Gordon fights on but his time is ticking away

BEFORE stepping out to address what seems destined to be his last party conference as leader, Gordon Brown had been urged to make the &ldquo;speech of his life&rdquo; by the woman some are tipping to be his successor, Harriet Harman.<br /><br />The embattled Prime Minister certainly came out swinging, using the word &ldquo;fight&rdquo; no less than seven times in the first five minutes speaking.

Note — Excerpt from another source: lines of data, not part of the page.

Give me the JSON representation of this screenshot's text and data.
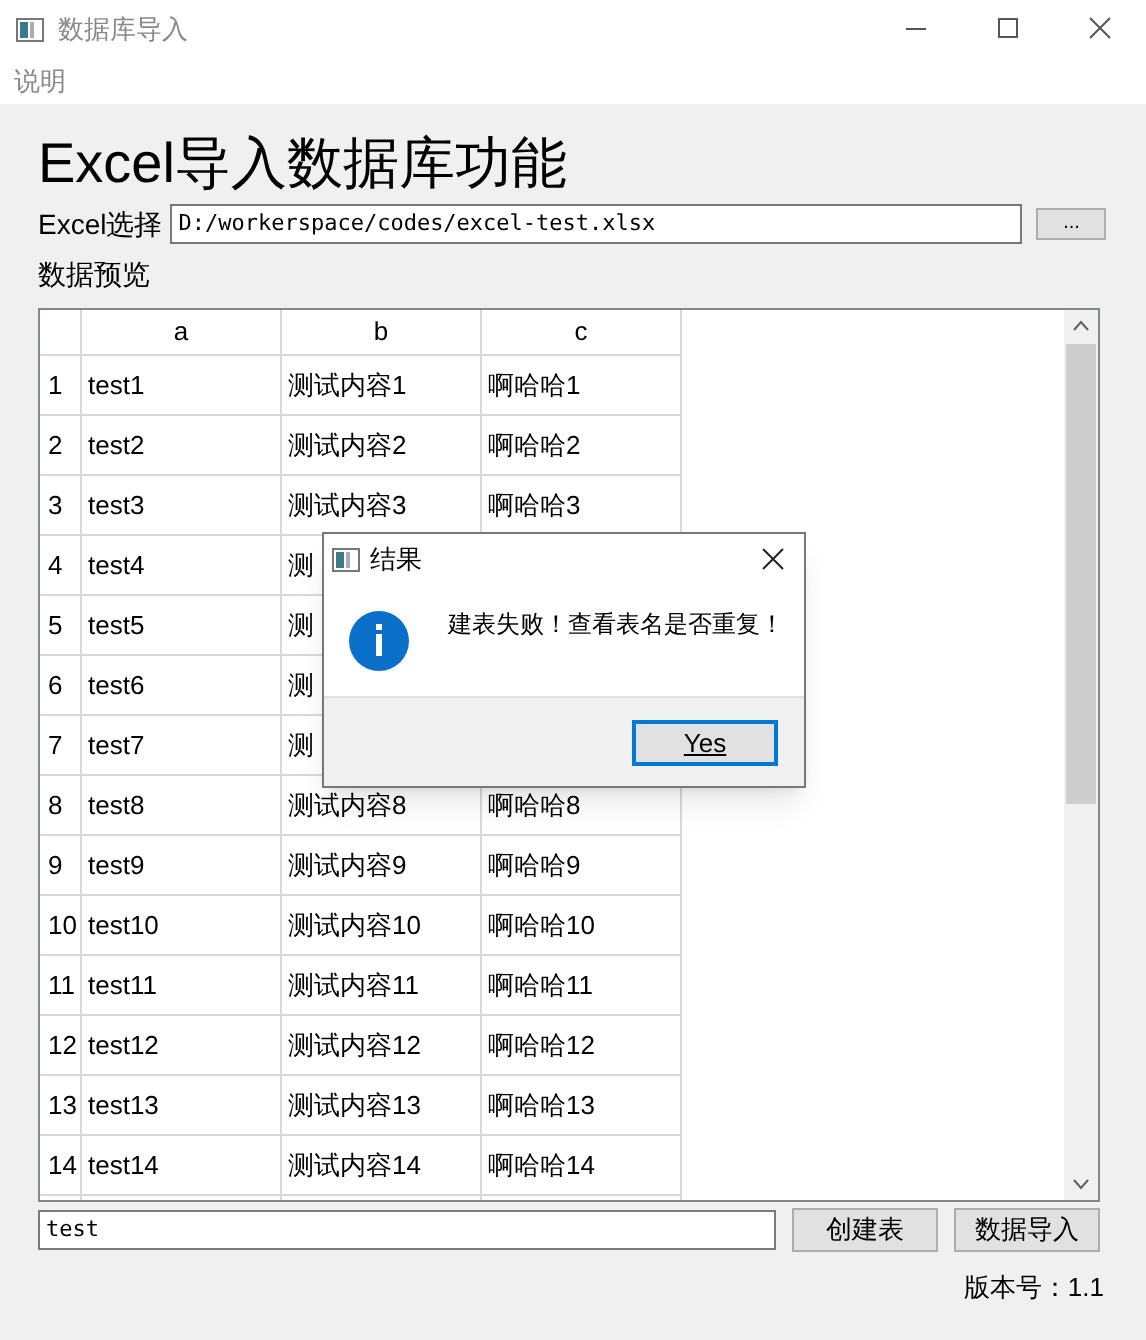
{
  "window": {
    "title": "数据库导入"
  },
  "menu": [
    "说明"
  ],
  "heading": "Excel导入数据库功能",
  "file_picker": {
    "label": "Excel选择",
    "value": "D:/workerspace/codes/excel-test.xlsx",
    "browse_button": "..."
  },
  "preview_label": "数据预览",
  "table": {
    "columns": [
      "a",
      "b",
      "c"
    ],
    "rows": [
      {
        "number": "1",
        "cells": [
          "test1",
          "测试内容1",
          "啊哈哈1"
        ]
      },
      {
        "number": "2",
        "cells": [
          "test2",
          "测试内容2",
          "啊哈哈2"
        ]
      },
      {
        "number": "3",
        "cells": [
          "test3",
          "测试内容3",
          "啊哈哈3"
        ]
      },
      {
        "number": "4",
        "cells": [
          "test4",
          "测"
        ]
      },
      {
        "number": "5",
        "cells": [
          "test5",
          "测"
        ]
      },
      {
        "number": "6",
        "cells": [
          "test6",
          "测"
        ]
      },
      {
        "number": "7",
        "cells": [
          "test7",
          "测"
        ]
      },
      {
        "number": "8",
        "cells": [
          "test8",
          "测试内容8",
          "啊哈哈8"
        ]
      },
      {
        "number": "9",
        "cells": [
          "test9",
          "测试内容9",
          "啊哈哈9"
        ]
      },
      {
        "number": "10",
        "cells": [
          "test10",
          "测试内容10",
          "啊哈哈10"
        ]
      },
      {
        "number": "11",
        "cells": [
          "test11",
          "测试内容11",
          "啊哈哈11"
        ]
      },
      {
        "number": "12",
        "cells": [
          "test12",
          "测试内容12",
          "啊哈哈12"
        ]
      },
      {
        "number": "13",
        "cells": [
          "test13",
          "测试内容13",
          "啊哈哈13"
        ]
      },
      {
        "number": "14",
        "cells": [
          "test14",
          "测试内容14",
          "啊哈哈14"
        ]
      }
    ]
  },
  "table_name_field": {
    "value": "test"
  },
  "buttons": [
    "创建表",
    "数据导入"
  ],
  "version": "版本号：1.1",
  "dialog": {
    "title": "结果",
    "message": "建表失败！查看表名是否重复！",
    "button": "Yes"
  }
}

But the dour Scot was also in an unusually light-hearted mood.<br /><br />Not famed for his comic turns, the Prime Minister even tried his hand at a joke, telling delegates he had fielded questions from the US about the special relationship.<br /><br />&ldquo;I&rsquo;m getting on with Peter just fine,&rdquo; came the punchline, raising a laugh, although the lustre of his comedic moment was somewhat tarnished by whispers that it wasn&rsquo;t the first time that the joke had been told in Labour circles.<br /><br />But Brown did not commit to a televised leadership debate, as many in his party hoped he would.<br /><br />Instead, he unveiled a series of new initiatives designed to put the spark back into his uncomfortable marriage with the British public.<br /><br />In a direct appeal to working Britons, he promised five years of minimum wage hikes, although the CBI was unimpressed, accusing him of treading on the toes of the Low Pay Commission.<br /><br />And the way forward, according to Brown, is not blue but green, with 250,000 new jobs to be created in carbon-saving industries.<br /><br />Rather than a farewell speech, it was intended to be a bold vision of the political future.<br /><br />But as the applause died away, it was hard to imagine Brown playing any part in it, especially after The Sun newspaper last night revealed it would back the Tories at the general election.